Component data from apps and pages
--- START ---

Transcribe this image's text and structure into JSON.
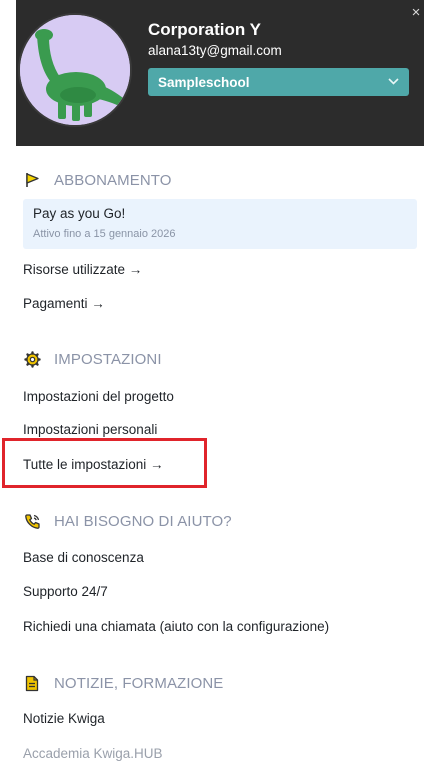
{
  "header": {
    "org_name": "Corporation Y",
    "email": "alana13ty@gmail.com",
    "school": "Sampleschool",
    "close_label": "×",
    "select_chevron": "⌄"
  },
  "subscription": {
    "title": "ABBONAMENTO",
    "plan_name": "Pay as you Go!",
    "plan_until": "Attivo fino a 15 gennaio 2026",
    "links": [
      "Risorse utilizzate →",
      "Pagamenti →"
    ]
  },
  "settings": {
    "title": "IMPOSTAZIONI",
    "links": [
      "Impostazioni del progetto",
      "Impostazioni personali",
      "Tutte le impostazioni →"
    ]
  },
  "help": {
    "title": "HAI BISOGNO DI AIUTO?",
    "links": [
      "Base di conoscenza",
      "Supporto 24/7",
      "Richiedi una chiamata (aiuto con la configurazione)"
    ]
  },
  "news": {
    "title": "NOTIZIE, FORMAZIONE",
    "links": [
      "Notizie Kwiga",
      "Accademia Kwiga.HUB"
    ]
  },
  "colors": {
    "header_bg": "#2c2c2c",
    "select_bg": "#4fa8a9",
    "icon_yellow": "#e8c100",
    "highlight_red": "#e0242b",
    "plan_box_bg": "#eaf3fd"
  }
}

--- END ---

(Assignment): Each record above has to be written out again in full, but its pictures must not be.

(Answer area):
Transcribe this image's text and structure into JSON.
{
  "header": {
    "org_name": "Corporation Y",
    "email": "alana13ty@gmail.com",
    "school": "Sampleschool",
    "close_label": "×",
    "select_chevron": "⌄"
  },
  "subscription": {
    "title": "ABBONAMENTO",
    "plan_name": "Pay as you Go!",
    "plan_until": "Attivo fino a 15 gennaio 2026",
    "links": [
      "Risorse utilizzate →",
      "Pagamenti →"
    ]
  },
  "settings": {
    "title": "IMPOSTAZIONI",
    "links": [
      "Impostazioni del progetto",
      "Impostazioni personali",
      "Tutte le impostazioni →"
    ]
  },
  "help": {
    "title": "HAI BISOGNO DI AIUTO?",
    "links": [
      "Base di conoscenza",
      "Supporto 24/7",
      "Richiedi una chiamata (aiuto con la configurazione)"
    ]
  },
  "news": {
    "title": "NOTIZIE, FORMAZIONE",
    "links": [
      "Notizie Kwiga",
      "Accademia Kwiga.HUB"
    ]
  },
  "colors": {
    "header_bg": "#2c2c2c",
    "select_bg": "#4fa8a9",
    "icon_yellow": "#e8c100",
    "highlight_red": "#e0242b",
    "plan_box_bg": "#eaf3fd"
  }
}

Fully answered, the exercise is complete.